### Exercise prompt
Every single entry that follows is to be retyped exactly.

### Dataset records
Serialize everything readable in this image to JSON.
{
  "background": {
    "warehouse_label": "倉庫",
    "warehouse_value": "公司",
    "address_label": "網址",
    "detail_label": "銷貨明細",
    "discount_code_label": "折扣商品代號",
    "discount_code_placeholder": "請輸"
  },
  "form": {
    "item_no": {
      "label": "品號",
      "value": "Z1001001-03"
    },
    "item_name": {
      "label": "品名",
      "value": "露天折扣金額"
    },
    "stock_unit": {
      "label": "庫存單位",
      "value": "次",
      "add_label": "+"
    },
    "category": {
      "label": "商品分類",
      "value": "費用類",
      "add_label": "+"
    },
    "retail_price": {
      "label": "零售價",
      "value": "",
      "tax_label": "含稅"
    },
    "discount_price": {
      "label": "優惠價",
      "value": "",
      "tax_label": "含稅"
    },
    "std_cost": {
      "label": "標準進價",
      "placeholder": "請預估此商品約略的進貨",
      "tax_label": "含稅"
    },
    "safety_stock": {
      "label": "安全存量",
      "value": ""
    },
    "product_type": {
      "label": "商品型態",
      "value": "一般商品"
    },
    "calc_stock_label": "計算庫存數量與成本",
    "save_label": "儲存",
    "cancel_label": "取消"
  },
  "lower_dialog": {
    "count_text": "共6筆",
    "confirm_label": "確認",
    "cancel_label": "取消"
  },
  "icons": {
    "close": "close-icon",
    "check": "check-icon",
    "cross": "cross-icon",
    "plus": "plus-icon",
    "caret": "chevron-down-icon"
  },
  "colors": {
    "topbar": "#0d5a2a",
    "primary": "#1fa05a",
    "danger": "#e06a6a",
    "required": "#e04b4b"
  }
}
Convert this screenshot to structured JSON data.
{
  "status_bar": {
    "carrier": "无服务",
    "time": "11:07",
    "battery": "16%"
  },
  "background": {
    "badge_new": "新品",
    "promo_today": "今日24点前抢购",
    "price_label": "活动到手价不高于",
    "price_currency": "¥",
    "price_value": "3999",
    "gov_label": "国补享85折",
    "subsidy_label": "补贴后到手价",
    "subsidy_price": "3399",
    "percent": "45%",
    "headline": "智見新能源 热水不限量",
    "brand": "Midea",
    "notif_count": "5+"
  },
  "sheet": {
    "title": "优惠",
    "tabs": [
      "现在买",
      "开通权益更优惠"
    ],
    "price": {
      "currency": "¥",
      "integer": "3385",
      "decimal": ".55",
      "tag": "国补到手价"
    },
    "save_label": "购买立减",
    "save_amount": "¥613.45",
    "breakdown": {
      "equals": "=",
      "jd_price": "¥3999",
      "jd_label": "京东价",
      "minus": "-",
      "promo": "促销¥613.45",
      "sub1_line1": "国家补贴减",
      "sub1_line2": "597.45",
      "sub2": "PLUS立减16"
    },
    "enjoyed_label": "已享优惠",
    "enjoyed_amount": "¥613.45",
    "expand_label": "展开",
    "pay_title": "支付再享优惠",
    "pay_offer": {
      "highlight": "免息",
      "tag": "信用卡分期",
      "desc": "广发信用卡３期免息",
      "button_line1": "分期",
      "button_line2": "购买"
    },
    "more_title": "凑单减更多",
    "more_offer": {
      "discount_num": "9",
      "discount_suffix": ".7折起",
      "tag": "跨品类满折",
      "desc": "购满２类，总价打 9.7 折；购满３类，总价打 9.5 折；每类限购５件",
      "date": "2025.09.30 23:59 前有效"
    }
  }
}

### Answer to the problem
Serialize everything readable in this image to JSON.
{
  "background": {
    "warehouse_label": "倉庫",
    "warehouse_value": "公司",
    "address_label": "網址",
    "detail_label": "銷貨明細",
    "discount_code_label": "折扣商品代號",
    "discount_code_placeholder": "請輸"
  },
  "form": {
    "item_no": {
      "label": "品號",
      "value": "Z1001001-03"
    },
    "item_name": {
      "label": "品名",
      "value": "露天折扣金額"
    },
    "stock_unit": {
      "label": "庫存單位",
      "value": "次",
      "add_label": "+"
    },
    "category": {
      "label": "商品分類",
      "value": "費用類",
      "add_label": "+"
    },
    "retail_price": {
      "label": "零售價",
      "value": "",
      "tax_label": "含稅"
    },
    "discount_price": {
      "label": "優惠價",
      "value": "",
      "tax_label": "含稅"
    },
    "std_cost": {
      "label": "標準進價",
      "placeholder": "請預估此商品約略的進貨",
      "tax_label": "含稅"
    },
    "safety_stock": {
      "label": "安全存量",
      "value": ""
    },
    "product_type": {
      "label": "商品型態",
      "value": "一般商品"
    },
    "calc_stock_label": "計算庫存數量與成本",
    "save_label": "儲存",
    "cancel_label": "取消"
  },
  "lower_dialog": {
    "count_text": "共6筆",
    "confirm_label": "確認",
    "cancel_label": "取消"
  },
  "icons": {
    "close": "close-icon",
    "check": "check-icon",
    "cross": "cross-icon",
    "plus": "plus-icon",
    "caret": "chevron-down-icon"
  },
  "colors": {
    "topbar": "#0d5a2a",
    "primary": "#1fa05a",
    "danger": "#e06a6a",
    "required": "#e04b4b"
  }
}
Convert this screenshot to structured JSON data.
{
  "status_bar": {
    "carrier": "无服务",
    "time": "11:07",
    "battery": "16%"
  },
  "background": {
    "badge_new": "新品",
    "promo_today": "今日24点前抢购",
    "price_label": "活动到手价不高于",
    "price_currency": "¥",
    "price_value": "3999",
    "gov_label": "国补享85折",
    "subsidy_label": "补贴后到手价",
    "subsidy_price": "3399",
    "percent": "45%",
    "headline": "智見新能源 热水不限量",
    "brand": "Midea",
    "notif_count": "5+"
  },
  "sheet": {
    "title": "优惠",
    "tabs": [
      "现在买",
      "开通权益更优惠"
    ],
    "price": {
      "currency": "¥",
      "integer": "3385",
      "decimal": ".55",
      "tag": "国补到手价"
    },
    "save_label": "购买立减",
    "save_amount": "¥613.45",
    "breakdown": {
      "equals": "=",
      "jd_price": "¥3999",
      "jd_label": "京东价",
      "minus": "-",
      "promo": "促销¥613.45",
      "sub1_line1": "国家补贴减",
      "sub1_line2": "597.45",
      "sub2": "PLUS立减16"
    },
    "enjoyed_label": "已享优惠",
    "enjoyed_amount": "¥613.45",
    "expand_label": "展开",
    "pay_title": "支付再享优惠",
    "pay_offer": {
      "highlight": "免息",
      "tag": "信用卡分期",
      "desc": "广发信用卡３期免息",
      "button_line1": "分期",
      "button_line2": "购买"
    },
    "more_title": "凑单减更多",
    "more_offer": {
      "discount_num": "9",
      "discount_suffix": ".7折起",
      "tag": "跨品类满折",
      "desc": "购满２类，总价打 9.7 折；购满３类，总价打 9.5 折；每类限购５件",
      "date": "2025.09.30 23:59 前有效"
    }
  }
}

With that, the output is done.